Start of Dataset records

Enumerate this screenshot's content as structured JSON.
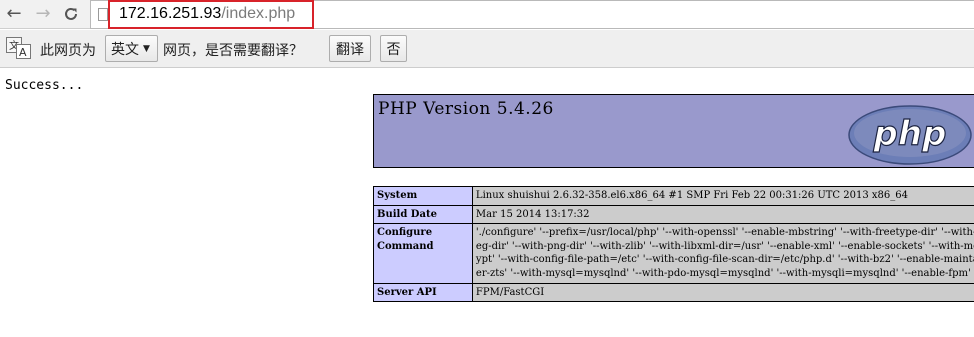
{
  "browser": {
    "url_host": "172.16.251.93",
    "url_path": "/index.php",
    "nav": {
      "back_icon": "arrow-left-icon",
      "forward_icon": "arrow-right-icon",
      "reload_icon": "reload-icon"
    }
  },
  "translate_bar": {
    "prompt_prefix": "此网页为",
    "language": "英文",
    "prompt_suffix": "网页，是否需要翻译？",
    "translate_button": "翻译",
    "no_button": "否"
  },
  "page": {
    "status_text": "Success...",
    "php_title": "PHP Version 5.4.26",
    "logo_text": "php",
    "info_rows": [
      {
        "key": "System",
        "value": "Linux shuishui 2.6.32-358.el6.x86_64 #1 SMP Fri Feb 22 00:31:26 UTC 2013 x86_64"
      },
      {
        "key": "Build Date",
        "value": "Mar 15 2014 13:17:32"
      },
      {
        "key": "Configure Command",
        "value": "'./configure' '--prefix=/usr/local/php' '--with-openssl' '--enable-mbstring' '--with-freetype-dir' '--with-jpeg-dir' '--with-png-dir' '--with-zlib' '--with-libxml-dir=/usr' '--enable-xml' '--enable-sockets' '--with-mcrypt' '--with-config-file-path=/etc' '--with-config-file-scan-dir=/etc/php.d' '--with-bz2' '--enable-maintainer-zts' '--with-mysql=mysqlnd' '--with-pdo-mysql=mysqlnd' '--with-mysqli=mysqlnd' '--enable-fpm'"
      },
      {
        "key": "Server API",
        "value": "FPM/FastCGI"
      }
    ]
  }
}
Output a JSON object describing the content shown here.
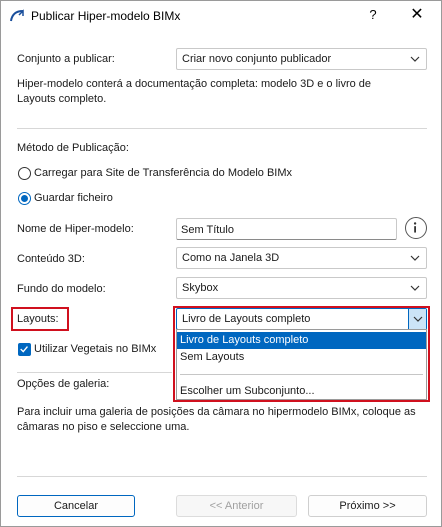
{
  "window": {
    "title": "Publicar Hiper-modelo BIMx",
    "help_label": "?",
    "close_label": "✕"
  },
  "publish_set": {
    "label": "Conjunto a publicar:",
    "value": "Criar novo conjunto publicador",
    "description": "Hiper-modelo conterá a documentação completa: modelo 3D e o livro de Layouts completo."
  },
  "method": {
    "heading": "Método de Publicação:",
    "options": [
      {
        "label": "Carregar para Site de Transferência do Modelo BIMx",
        "selected": false
      },
      {
        "label": "Guardar ficheiro",
        "selected": true
      }
    ]
  },
  "fields": {
    "name_label": "Nome de Hiper-modelo:",
    "name_value": "Sem Título",
    "content3d_label": "Conteúdo 3D:",
    "content3d_value": "Como na Janela 3D",
    "background_label": "Fundo do modelo:",
    "background_value": "Skybox",
    "layouts_label": "Layouts:",
    "layouts_value": "Livro de Layouts completo"
  },
  "layouts_dropdown": {
    "options": [
      {
        "label": "Livro de Layouts completo",
        "selected": true
      },
      {
        "label": "Sem Layouts",
        "selected": false
      },
      {
        "label": "Escolher um Subconjunto...",
        "selected": false
      }
    ]
  },
  "vegetation": {
    "label": "Utilizar Vegetais no BIMx",
    "checked": true
  },
  "gallery": {
    "label": "Opções de galeria:",
    "description": "Para incluir uma galeria de posições da câmara no hipermodelo BIMx, coloque as câmaras no piso e seleccione uma."
  },
  "footer": {
    "cancel_label": "Cancelar",
    "previous_label": "<< Anterior",
    "next_label": "Próximo >>"
  },
  "colors": {
    "accent": "#0067c0",
    "highlight_border": "#d0101e"
  }
}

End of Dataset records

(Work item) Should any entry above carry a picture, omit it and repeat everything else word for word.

(Result)
Enumerate this screenshot's content as structured JSON.
{
  "browser": {
    "url_host": "172.16.251.93",
    "url_path": "/index.php",
    "nav": {
      "back_icon": "arrow-left-icon",
      "forward_icon": "arrow-right-icon",
      "reload_icon": "reload-icon"
    }
  },
  "translate_bar": {
    "prompt_prefix": "此网页为",
    "language": "英文",
    "prompt_suffix": "网页，是否需要翻译？",
    "translate_button": "翻译",
    "no_button": "否"
  },
  "page": {
    "status_text": "Success...",
    "php_title": "PHP Version 5.4.26",
    "logo_text": "php",
    "info_rows": [
      {
        "key": "System",
        "value": "Linux shuishui 2.6.32-358.el6.x86_64 #1 SMP Fri Feb 22 00:31:26 UTC 2013 x86_64"
      },
      {
        "key": "Build Date",
        "value": "Mar 15 2014 13:17:32"
      },
      {
        "key": "Configure Command",
        "value": "'./configure' '--prefix=/usr/local/php' '--with-openssl' '--enable-mbstring' '--with-freetype-dir' '--with-jpeg-dir' '--with-png-dir' '--with-zlib' '--with-libxml-dir=/usr' '--enable-xml' '--enable-sockets' '--with-mcrypt' '--with-config-file-path=/etc' '--with-config-file-scan-dir=/etc/php.d' '--with-bz2' '--enable-maintainer-zts' '--with-mysql=mysqlnd' '--with-pdo-mysql=mysqlnd' '--with-mysqli=mysqlnd' '--enable-fpm'"
      },
      {
        "key": "Server API",
        "value": "FPM/FastCGI"
      }
    ]
  }
}
Output a JSON object describing the content shown here.
{
  "window": {
    "title": "Publicar Hiper-modelo BIMx",
    "help_label": "?",
    "close_label": "✕"
  },
  "publish_set": {
    "label": "Conjunto a publicar:",
    "value": "Criar novo conjunto publicador",
    "description": "Hiper-modelo conterá a documentação completa: modelo 3D e o livro de Layouts completo."
  },
  "method": {
    "heading": "Método de Publicação:",
    "options": [
      {
        "label": "Carregar para Site de Transferência do Modelo BIMx",
        "selected": false
      },
      {
        "label": "Guardar ficheiro",
        "selected": true
      }
    ]
  },
  "fields": {
    "name_label": "Nome de Hiper-modelo:",
    "name_value": "Sem Título",
    "content3d_label": "Conteúdo 3D:",
    "content3d_value": "Como na Janela 3D",
    "background_label": "Fundo do modelo:",
    "background_value": "Skybox",
    "layouts_label": "Layouts:",
    "layouts_value": "Livro de Layouts completo"
  },
  "layouts_dropdown": {
    "options": [
      {
        "label": "Livro de Layouts completo",
        "selected": true
      },
      {
        "label": "Sem Layouts",
        "selected": false
      },
      {
        "label": "Escolher um Subconjunto...",
        "selected": false
      }
    ]
  },
  "vegetation": {
    "label": "Utilizar Vegetais no BIMx",
    "checked": true
  },
  "gallery": {
    "label": "Opções de galeria:",
    "description": "Para incluir uma galeria de posições da câmara no hipermodelo BIMx, coloque as câmaras no piso e seleccione uma."
  },
  "footer": {
    "cancel_label": "Cancelar",
    "previous_label": "<< Anterior",
    "next_label": "Próximo >>"
  },
  "colors": {
    "accent": "#0067c0",
    "highlight_border": "#d0101e"
  }
}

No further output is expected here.